What are your key tips for small construction business who have been asked to enter into a contract?

  • You don’t always need a full-blown construction contract – ask for a purchase order for small value jobs. A purchase order is still a form of agreement but the terms are often simpler and more fit for purpose for small value contracts.
  • If you must sign a contract, read it in full — including the fine print!
  • If you don’t completely understand what you are getting into, seek advice before you tender and definitely before you sign.
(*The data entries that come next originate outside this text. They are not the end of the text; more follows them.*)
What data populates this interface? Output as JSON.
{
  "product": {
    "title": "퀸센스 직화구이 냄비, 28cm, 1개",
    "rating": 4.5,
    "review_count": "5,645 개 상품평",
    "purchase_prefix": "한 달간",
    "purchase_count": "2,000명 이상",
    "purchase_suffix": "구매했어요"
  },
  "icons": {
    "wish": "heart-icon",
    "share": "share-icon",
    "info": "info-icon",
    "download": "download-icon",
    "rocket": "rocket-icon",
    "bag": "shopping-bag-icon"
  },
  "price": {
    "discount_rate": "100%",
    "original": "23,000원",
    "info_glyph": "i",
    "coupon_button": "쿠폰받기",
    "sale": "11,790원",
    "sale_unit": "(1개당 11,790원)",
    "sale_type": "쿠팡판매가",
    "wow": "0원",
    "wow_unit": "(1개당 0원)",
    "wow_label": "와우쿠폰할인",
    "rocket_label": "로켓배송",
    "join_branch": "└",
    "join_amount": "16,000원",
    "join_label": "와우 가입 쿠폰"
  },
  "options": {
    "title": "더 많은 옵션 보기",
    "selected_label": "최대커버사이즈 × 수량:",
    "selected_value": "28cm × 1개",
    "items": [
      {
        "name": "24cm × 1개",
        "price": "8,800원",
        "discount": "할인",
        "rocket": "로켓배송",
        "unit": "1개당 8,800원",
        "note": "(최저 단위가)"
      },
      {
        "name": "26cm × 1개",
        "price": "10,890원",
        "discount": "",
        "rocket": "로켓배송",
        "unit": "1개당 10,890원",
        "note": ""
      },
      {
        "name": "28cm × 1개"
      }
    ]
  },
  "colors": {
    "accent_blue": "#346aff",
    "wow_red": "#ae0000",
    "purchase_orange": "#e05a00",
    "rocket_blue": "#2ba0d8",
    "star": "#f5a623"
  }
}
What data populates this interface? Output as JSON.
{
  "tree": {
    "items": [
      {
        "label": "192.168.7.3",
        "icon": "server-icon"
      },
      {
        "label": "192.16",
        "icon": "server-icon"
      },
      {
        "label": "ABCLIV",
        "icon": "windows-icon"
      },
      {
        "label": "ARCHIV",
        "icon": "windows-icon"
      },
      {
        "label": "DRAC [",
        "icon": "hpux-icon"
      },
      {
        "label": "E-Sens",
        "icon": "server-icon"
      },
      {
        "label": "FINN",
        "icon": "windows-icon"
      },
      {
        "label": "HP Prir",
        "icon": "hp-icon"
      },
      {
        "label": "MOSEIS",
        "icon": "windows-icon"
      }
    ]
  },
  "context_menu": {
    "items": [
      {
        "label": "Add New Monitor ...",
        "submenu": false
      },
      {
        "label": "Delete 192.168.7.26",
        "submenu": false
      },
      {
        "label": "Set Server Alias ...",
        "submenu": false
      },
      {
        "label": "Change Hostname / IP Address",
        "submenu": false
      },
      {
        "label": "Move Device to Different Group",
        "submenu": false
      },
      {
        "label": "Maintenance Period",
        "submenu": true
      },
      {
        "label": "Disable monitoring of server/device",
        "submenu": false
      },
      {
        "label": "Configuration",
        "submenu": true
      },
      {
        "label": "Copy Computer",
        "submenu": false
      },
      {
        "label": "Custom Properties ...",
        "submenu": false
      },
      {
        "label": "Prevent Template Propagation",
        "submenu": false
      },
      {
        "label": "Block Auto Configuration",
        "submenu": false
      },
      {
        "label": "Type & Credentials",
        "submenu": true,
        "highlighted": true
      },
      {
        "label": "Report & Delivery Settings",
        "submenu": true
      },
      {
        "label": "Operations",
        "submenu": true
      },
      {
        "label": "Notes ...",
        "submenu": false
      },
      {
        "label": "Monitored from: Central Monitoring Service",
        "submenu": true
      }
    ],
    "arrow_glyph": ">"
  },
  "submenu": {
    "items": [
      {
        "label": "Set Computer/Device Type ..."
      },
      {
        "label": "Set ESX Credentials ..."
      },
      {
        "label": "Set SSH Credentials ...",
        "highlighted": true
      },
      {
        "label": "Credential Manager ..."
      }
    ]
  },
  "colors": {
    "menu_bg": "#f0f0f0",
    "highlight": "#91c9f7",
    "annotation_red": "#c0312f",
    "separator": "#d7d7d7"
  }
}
Speak to an adviser at the SBDC for free guidance on all business matters.
  • Know exactly what your costs might be in the worst case scenario and don’t be tempted to underquote to get the job.
  • If your client or head contractor insists on security, retentions or liquidated damages, make sure you calculate the value of these clauses into your quoted price.

Once you have signed a contract there is not much that can be done if you realise the conditions are not in your favour. Don’t be so desperate to secure work that you put yourself in a difficult situation, and learn as much as you can about contracts to protect yourself and your business.

About Celia

Celia Jordaan is the principal procurement adviser at Ichiban Commercial Solutions, a procurement services advisory firm. Drawing on her expertise in commercial, risk management and procurement, Celia presents workshops on tendering and contracts for us.

Legal and risk
Small business stories
22 September 2020